The pause will free up $340 million for projects like replacement of our inaccessible trolleys and aging Market-Frankford Line cars, and ADA improvements to subway and regional rail stations. But there are many more SEPTA assets and services that still need funding. For a region with our strong foundation of public transit, we must use this moment to develop a meaningful vision for new projects to serve a city growing after decades of decline.
SEPTA’s announcement arrives after the project failed to receive critical funding as part of the federal government's New Starts granting cycle for the year, but before the execution of SEPTA's approved design contract for the rail line.

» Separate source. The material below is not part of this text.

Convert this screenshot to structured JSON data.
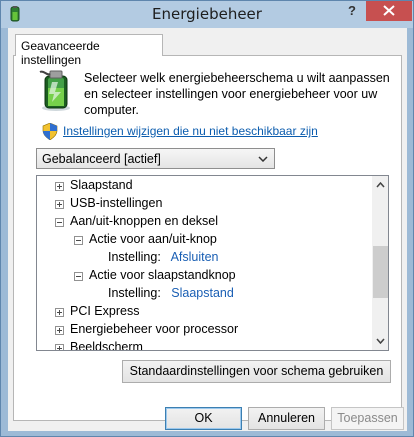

Many had rightful concerns about KOP rail's ballooning costs (up over 50% since planning began), low ridership projections (~10k per day), and the narrow makeup of its support. But the cancellation of any transit project is nothing to celebrate, as it represents a failed vision for public infrastructure and lost jobs for project planning. And it doesn't inherently mean that SEPTA can or will immediately move to other capital projects, especially at a time when the system is in great need of vision, public momentum, and most importantly, funding.
We call upon SEPTA to use this moment as a time to double down on a vision for an expansive, connected, multimodal public transportation system across southeastern Pennsylvania.
TRANSIT FORWARD PHILADELPHIA'S GOALS
To avoid future project delays from federal funding, SEPTA first needs to be able to raise money for transit locally. Transit Forward Philadelphia is part of the Transit for All PA coalition, and is committed to their platform of new, progressive revenue dedicated to public transportation from the state government. Additionally, TFP believes that local governments must be allowed by the Commonwealth to raise their own supplemental revenue for specific service improvements or expansions. With the latter, SEPTA will be able to qualify for new pools of federal funding for transit, which we currently cannot access due to our lack of "local matching" funds.
Projects must serve a broader population, and prioritize those most dependent on transit. We are interested in local proposals to serve dense areas that feed ridership across the system, while not ignoring specific suburban and rural transit connections that get people to jobs, resources, and community. And as always, riders must be at the table for all projects, not just developers and business groups.
New transit investments will need to be pitched strongly, and built in collaboration. The pause of King of Prussia Rail does not need to be a dead-end, but instead can offer a new opportunity for public transportation.